TASK DESCRIPTION → Only lines below containing the string "Juan" should be counted; please give that count by itself.

** DATA RECORDS follows **

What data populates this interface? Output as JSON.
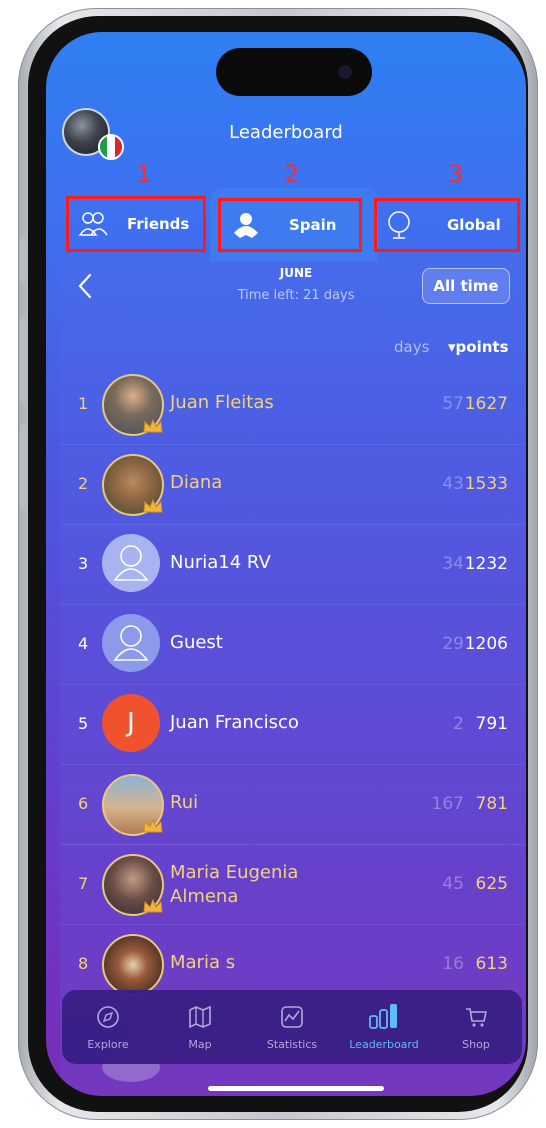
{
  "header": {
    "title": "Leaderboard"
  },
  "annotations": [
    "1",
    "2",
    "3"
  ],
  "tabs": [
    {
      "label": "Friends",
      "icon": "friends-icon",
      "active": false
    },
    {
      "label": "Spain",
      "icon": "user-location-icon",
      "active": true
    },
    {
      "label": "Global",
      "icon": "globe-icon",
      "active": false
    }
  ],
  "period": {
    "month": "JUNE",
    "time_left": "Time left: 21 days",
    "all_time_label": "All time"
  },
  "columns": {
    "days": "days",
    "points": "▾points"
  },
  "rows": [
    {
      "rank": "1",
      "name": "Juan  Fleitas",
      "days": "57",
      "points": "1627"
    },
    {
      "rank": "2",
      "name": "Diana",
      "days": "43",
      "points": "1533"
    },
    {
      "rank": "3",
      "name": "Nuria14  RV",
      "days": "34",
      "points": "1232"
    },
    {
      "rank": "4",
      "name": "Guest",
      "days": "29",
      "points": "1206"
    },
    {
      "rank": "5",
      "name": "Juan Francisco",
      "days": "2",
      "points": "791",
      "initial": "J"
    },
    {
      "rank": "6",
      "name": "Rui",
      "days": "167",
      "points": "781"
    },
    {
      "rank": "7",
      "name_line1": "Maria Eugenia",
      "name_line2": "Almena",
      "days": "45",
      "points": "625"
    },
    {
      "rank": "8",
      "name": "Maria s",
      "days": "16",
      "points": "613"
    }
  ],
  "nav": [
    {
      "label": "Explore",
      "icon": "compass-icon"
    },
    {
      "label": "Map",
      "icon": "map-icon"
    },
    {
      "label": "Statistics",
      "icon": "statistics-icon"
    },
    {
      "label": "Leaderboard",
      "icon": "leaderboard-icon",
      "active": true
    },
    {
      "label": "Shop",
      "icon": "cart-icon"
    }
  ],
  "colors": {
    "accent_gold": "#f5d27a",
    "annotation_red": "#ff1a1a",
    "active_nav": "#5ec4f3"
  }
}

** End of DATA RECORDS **
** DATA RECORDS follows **

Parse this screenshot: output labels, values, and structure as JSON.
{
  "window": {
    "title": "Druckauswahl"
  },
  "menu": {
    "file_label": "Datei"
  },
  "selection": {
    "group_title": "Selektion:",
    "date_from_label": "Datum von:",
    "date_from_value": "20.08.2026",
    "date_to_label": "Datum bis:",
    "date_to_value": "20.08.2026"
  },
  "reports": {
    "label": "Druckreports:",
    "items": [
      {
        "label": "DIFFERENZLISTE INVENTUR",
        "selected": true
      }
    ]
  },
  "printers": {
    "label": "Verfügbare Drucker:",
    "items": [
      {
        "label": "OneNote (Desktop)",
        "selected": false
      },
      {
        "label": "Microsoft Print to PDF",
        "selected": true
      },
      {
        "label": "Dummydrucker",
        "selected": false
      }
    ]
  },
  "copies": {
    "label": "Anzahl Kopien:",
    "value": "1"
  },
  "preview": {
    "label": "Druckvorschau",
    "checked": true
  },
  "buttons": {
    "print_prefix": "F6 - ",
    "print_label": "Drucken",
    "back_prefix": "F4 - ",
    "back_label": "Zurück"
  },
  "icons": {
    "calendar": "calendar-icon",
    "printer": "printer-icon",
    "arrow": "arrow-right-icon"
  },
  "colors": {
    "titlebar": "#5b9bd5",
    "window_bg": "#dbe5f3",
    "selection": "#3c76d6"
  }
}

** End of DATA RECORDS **

COMPLETED TASK → 2